As you can see, there is a tremendous amount of information packed into the app. The challenge, however, is who will be accessing the information and for what purpose. This medical app is a perfect example of the importance of designing for your target audience. The medical app is designed to “improve the knowledge and understanding of critical care concepts,” and it seems to be a quick tour into the brain of a qualified and passionate ICU physician. The trouble is making the physician’s brain accessible and easy to track for the end user.
Two other medical apps that have tried to make a pocket book for a specialty are the Infectious Disease Compendium and PalmEM. These apps are on my top 10 medical app list and I view them as near perfect. Infectious disease compendium sticks to bugs, drugs, and diseases. It has a huge amount of information but it is contextualized. I only have to choose pneumonia for everything I need. I can reference Streptococcus if I want more information, though I don’t have to. PalmEM sticks to systems so I can find croup easily under the pediatrics heading.
ICU Notes could be a superb medical app if the developers reorganize it by either system or disease. Currently I might have to look in four different sections if I want to learn about sepsis (basic critical care for pressors, diagnosis for sepsis markers, management for pneumonia treatment, and management for the algorithm). This is impossible and impractical.
I would love to see another big overhaul of the formatting of this application. The information is there, but not easily accessible. Designed more effectively, this medical app could easily reach my top ten and be in use throughout the medical community.
Healthcare providers that would benefit from the app
- Medical students, residents, mid-levels, nurses, and early career hospitalists working in the Intensive Care Unit
- There is a list of journals, books, online resources, and meetings. Although this is a great start, I would love to see references on individual pages and hyperlinked articles and guidelines for specific strategies.
- I applaud the effort. Great content but a user interface that is difficult to navigate
- If reformatted, this could easily be in my top ten
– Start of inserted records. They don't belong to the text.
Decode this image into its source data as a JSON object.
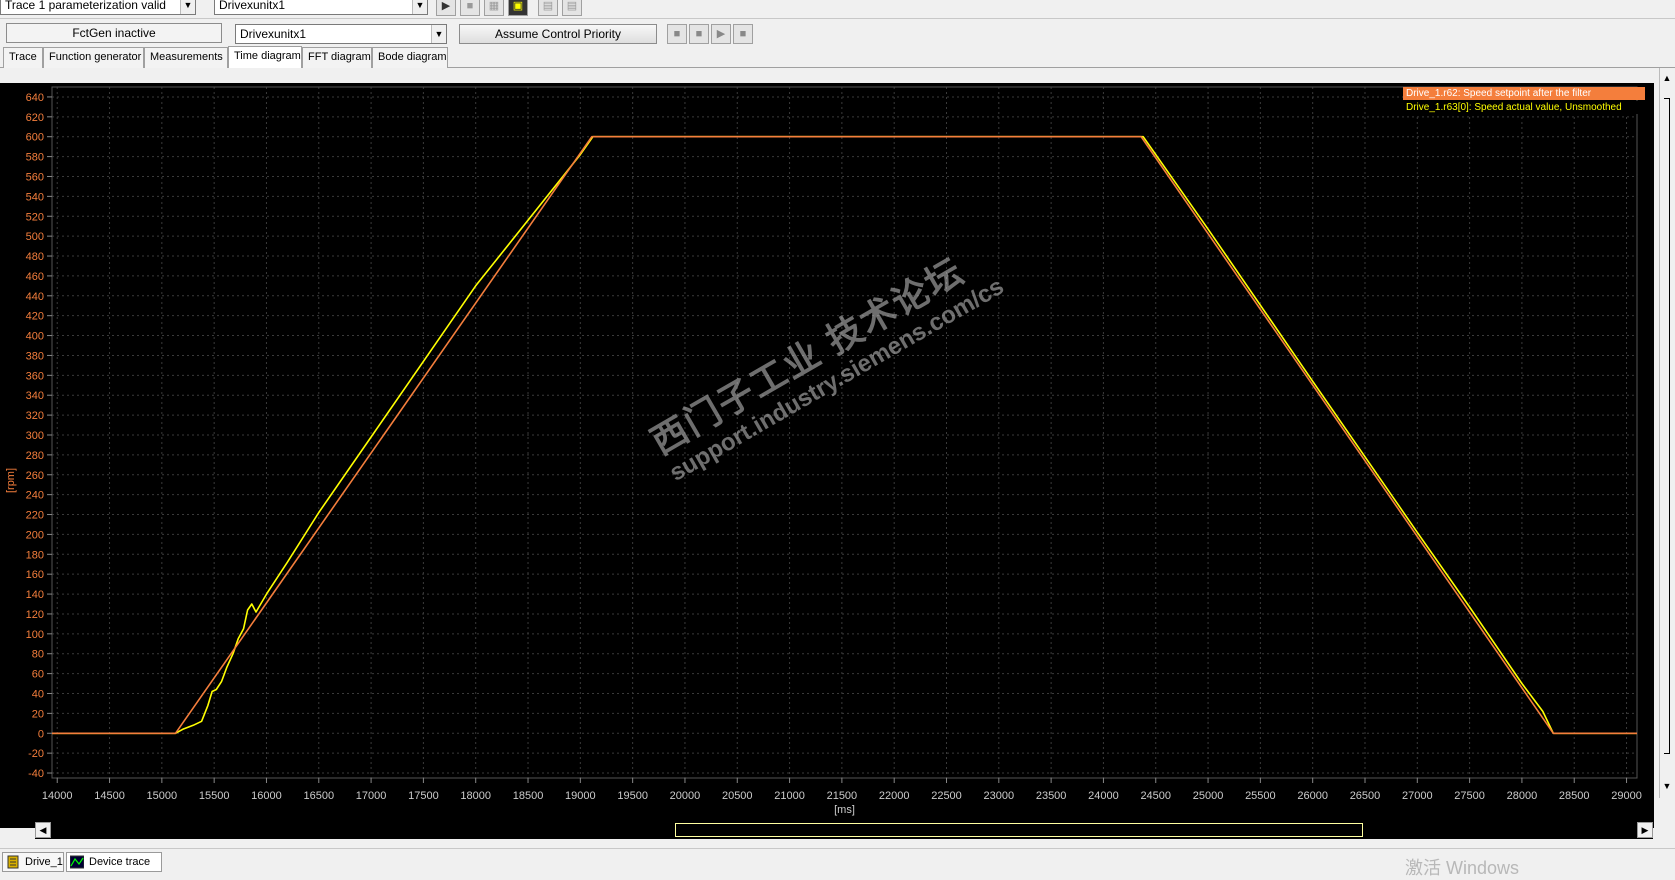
{
  "toolbar": {
    "trace_status": "Trace 1 parameterization valid",
    "drive_top": "Drivexunitx1",
    "fctgen_status": "FctGen  inactive",
    "drive_select": "Drivexunitx1",
    "assume_control": "Assume Control Priority"
  },
  "tabs": [
    "Trace",
    "Function generator",
    "Measurements",
    "Time diagram",
    "FFT diagram",
    "Bode diagram"
  ],
  "active_tab": "Time diagram",
  "legend": [
    {
      "label": "Drive_1.r62: Speed setpoint after the filter",
      "color": "#f47e3c"
    },
    {
      "label": "Drive_1.r63[0]: Speed actual value, Unsmoothed",
      "color": "#ffff00"
    }
  ],
  "watermark": {
    "line1": "西门子工业  技术论坛",
    "line2": "support.industry.siemens.com/cs"
  },
  "status_tabs": [
    "Drive_1",
    "Device trace"
  ],
  "os_overlay": "激活 Windows",
  "colors": {
    "background": "#000000",
    "grid": "#3a3a3a",
    "axis_text": "#f47e3c",
    "setpoint": "#f47e3c",
    "actual": "#ffff00"
  },
  "chart_data": {
    "type": "line",
    "xlabel": "[ms]",
    "ylabel": "[rpm]",
    "xlim": [
      13950,
      29100
    ],
    "ylim": [
      -45,
      650
    ],
    "xticks": [
      14000,
      14500,
      15000,
      15500,
      16000,
      16500,
      17000,
      17500,
      18000,
      18500,
      19000,
      19500,
      20000,
      20500,
      21000,
      21500,
      22000,
      22500,
      23000,
      23500,
      24000,
      24500,
      25000,
      25500,
      26000,
      26500,
      27000,
      27500,
      28000,
      28500,
      29000
    ],
    "yticks": [
      -40,
      -20,
      0,
      20,
      40,
      60,
      80,
      100,
      120,
      140,
      160,
      180,
      200,
      220,
      240,
      260,
      280,
      300,
      320,
      340,
      360,
      380,
      400,
      420,
      440,
      460,
      480,
      500,
      520,
      540,
      560,
      580,
      600,
      620,
      640
    ],
    "grid": true,
    "legend_position": "top-right",
    "series": [
      {
        "name": "Drive_1.r62: Speed setpoint after the filter",
        "x": [
          13950,
          15130,
          19110,
          24360,
          28300,
          29100
        ],
        "y": [
          0,
          0,
          600,
          600,
          0,
          0
        ]
      },
      {
        "name": "Drive_1.r63[0]: Speed actual value, Unsmoothed",
        "x": [
          13950,
          15130,
          15200,
          15300,
          15380,
          15440,
          15480,
          15520,
          15570,
          15620,
          15680,
          15730,
          15780,
          15820,
          15860,
          15900,
          16000,
          16200,
          16500,
          17000,
          18000,
          19000,
          19120,
          24380,
          25000,
          26000,
          27000,
          27500,
          28000,
          28200,
          28300,
          29100
        ],
        "y": [
          0,
          0,
          4,
          8,
          12,
          28,
          42,
          44,
          52,
          66,
          80,
          95,
          105,
          124,
          130,
          122,
          140,
          172,
          222,
          298,
          450,
          582,
          600,
          600,
          507,
          354,
          202,
          127,
          50,
          22,
          0,
          0
        ]
      }
    ]
  }
}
- Change the algorithms from PDF format into something easier to navigate
- Re-work the entire app outline
- I would combine the current sections into system or diagnosis based categories (eg change it from basics, diagnosis and management to cardiology, infectious, CNS, etc)
- Add a search function with browser history
- Add a favorites section to bookmark common pages
- Add a notes section so the medical app can be personalized
- A great medical app in the making.
- As of publish, no Android version is available.
Type of Device used to review app Version of App–iPhone 5 and iPad with retina display
Rating: 3.5 Stars
1. User Interface: 2 stars- The information is too dense to easily navigate
2. Multimedia usage: 3 stars- A great start with algorithms and hyperlinks but could be improved upon
3. Price: 5 stars- Free
4. Real world applicability: 4 stars- I would use it daily if the outline is updated in the future
This post does not establish, nor is it intended to establish, a patient physician relationship with anyone. It does not substitute for professional advice, and does not substitute for an in-person evaluation with your healthcare provider. It does not provide the definitive statement on the subject addressed. Before using these apps please consult with your own physician or healthcare provider.